Reproduce the listing below in full and exactly; no pictures belong in the copy.

» **Dataset content**
====
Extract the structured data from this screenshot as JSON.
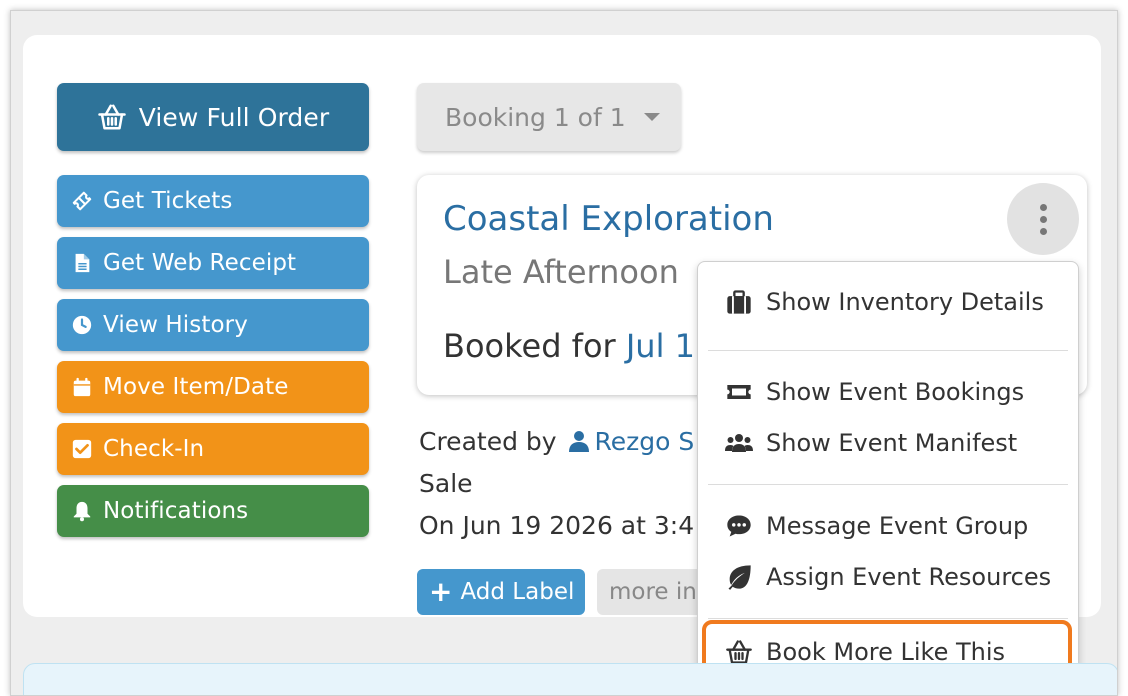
{
  "left_buttons": {
    "view_full_order": "View Full Order",
    "get_tickets": "Get Tickets",
    "get_web_receipt": "Get Web Receipt",
    "view_history": "View History",
    "move_item_date": "Move Item/Date",
    "check_in": "Check-In",
    "notifications": "Notifications"
  },
  "booking_select": {
    "value": "Booking 1 of 1"
  },
  "item": {
    "title": "Coastal Exploration",
    "subtitle": "Late Afternoon",
    "booked_prefix": "Booked for",
    "booked_date": "Jul 1"
  },
  "created": {
    "prefix": "Created by",
    "user": "Rezgo S",
    "sale": "Sale",
    "on": "On Jun 19 2026 at 3:4"
  },
  "labels": {
    "add_label": "Add Label",
    "more_info": "more info"
  },
  "menu": {
    "items": [
      {
        "label": "Show Inventory Details",
        "icon": "briefcase-icon"
      },
      {
        "label": "Show Event Bookings",
        "icon": "ticket-icon"
      },
      {
        "label": "Show Event Manifest",
        "icon": "users-icon"
      },
      {
        "label": "Message Event Group",
        "icon": "comment-icon"
      },
      {
        "label": "Assign Event Resources",
        "icon": "leaf-icon"
      },
      {
        "label": "Book More Like This",
        "icon": "basket-icon"
      }
    ]
  },
  "colors": {
    "primary": "#2e7399",
    "blue": "#4597cd",
    "orange": "#f29318",
    "green": "#458e48",
    "link": "#2a6ea3",
    "highlight": "#f07a1e"
  }
}
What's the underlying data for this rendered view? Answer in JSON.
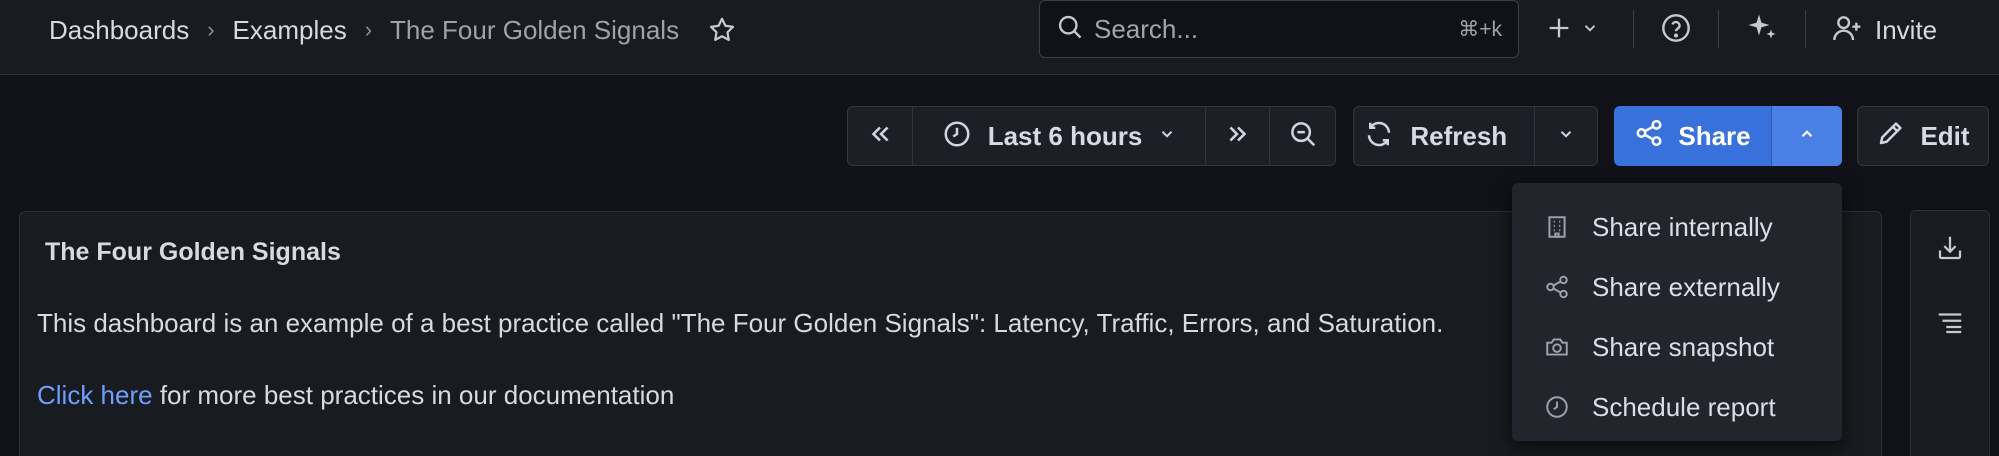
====
» **Response for this exercise**
Extract the structured data from this screenshot as JSON.
{
  "left_buttons": {
    "view_full_order": "View Full Order",
    "get_tickets": "Get Tickets",
    "get_web_receipt": "Get Web Receipt",
    "view_history": "View History",
    "move_item_date": "Move Item/Date",
    "check_in": "Check-In",
    "notifications": "Notifications"
  },
  "booking_select": {
    "value": "Booking 1 of 1"
  },
  "item": {
    "title": "Coastal Exploration",
    "subtitle": "Late Afternoon",
    "booked_prefix": "Booked for",
    "booked_date": "Jul 1"
  },
  "created": {
    "prefix": "Created by",
    "user": "Rezgo S",
    "sale": "Sale",
    "on": "On Jun 19 2026 at 3:4"
  },
  "labels": {
    "add_label": "Add Label",
    "more_info": "more info"
  },
  "menu": {
    "items": [
      {
        "label": "Show Inventory Details",
        "icon": "briefcase-icon"
      },
      {
        "label": "Show Event Bookings",
        "icon": "ticket-icon"
      },
      {
        "label": "Show Event Manifest",
        "icon": "users-icon"
      },
      {
        "label": "Message Event Group",
        "icon": "comment-icon"
      },
      {
        "label": "Assign Event Resources",
        "icon": "leaf-icon"
      },
      {
        "label": "Book More Like This",
        "icon": "basket-icon"
      }
    ]
  },
  "colors": {
    "primary": "#2e7399",
    "blue": "#4597cd",
    "orange": "#f29318",
    "green": "#458e48",
    "link": "#2a6ea3",
    "highlight": "#f07a1e"
  }
}
What's the underlying data for this rendered view? Answer in JSON.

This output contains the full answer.